Task to carry out> Find the lines below that contain "icon" and tally them. Return only the total.

Provided data>
____

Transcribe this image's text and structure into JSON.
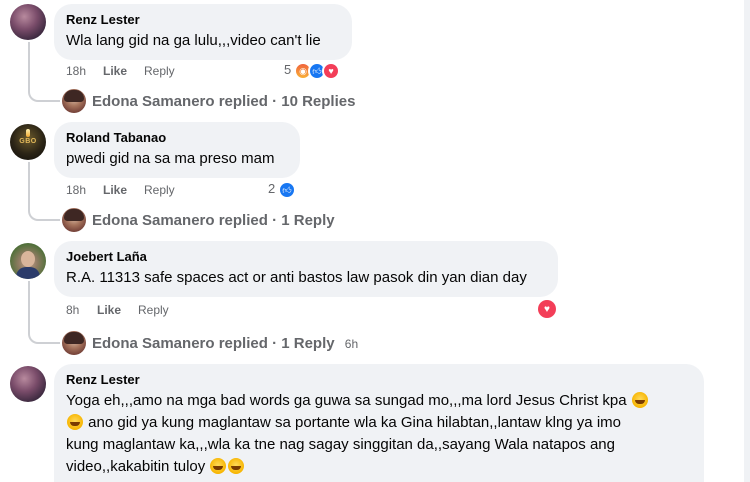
{
  "comments": [
    {
      "author": "Renz Lester",
      "text": "Wla lang gid na ga lulu,,,video can't lie",
      "time": "18h",
      "like_label": "Like",
      "reply_label": "Reply",
      "reaction_count": "5",
      "reactions": [
        "angry-icon",
        "like-icon",
        "love-icon"
      ],
      "replies": {
        "author_line": "Edona Samanero replied · 10 Replies",
        "author": "Edona Samanero",
        "label": "replied · 10 Replies"
      }
    },
    {
      "author": "Roland Tabanao",
      "avatar_text": "GBO",
      "text": "pwedi gid na sa ma preso mam",
      "time": "18h",
      "like_label": "Like",
      "reply_label": "Reply",
      "reaction_count": "2",
      "reactions": [
        "like-icon"
      ],
      "replies": {
        "author": "Edona Samanero",
        "label": "replied · 1 Reply"
      }
    },
    {
      "author": "Joebert Laña",
      "text": "R.A. 11313 safe spaces act or anti bastos law pasok din yan dian day",
      "time": "8h",
      "like_label": "Like",
      "reply_label": "Reply",
      "reaction_count": "",
      "reactions": [
        "love-icon"
      ],
      "replies": {
        "author": "Edona Samanero",
        "label": "replied · 1 Reply",
        "time": "6h"
      }
    },
    {
      "author": "Renz Lester",
      "text_lines": [
        "Yoga eh,,,amo na mga bad words ga guwa sa sungad mo,,,ma lord Jesus Christ kpa",
        "ano gid ya kung maglantaw sa portante wla ka Gina hilabtan,,lantaw klng ya imo",
        "kung maglantaw ka,,,wla ka tne nag sagay singgitan da,,sayang Wala natapos ang",
        "video,,kakabitin tuloy"
      ]
    }
  ]
}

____

Solution to this exercise> 5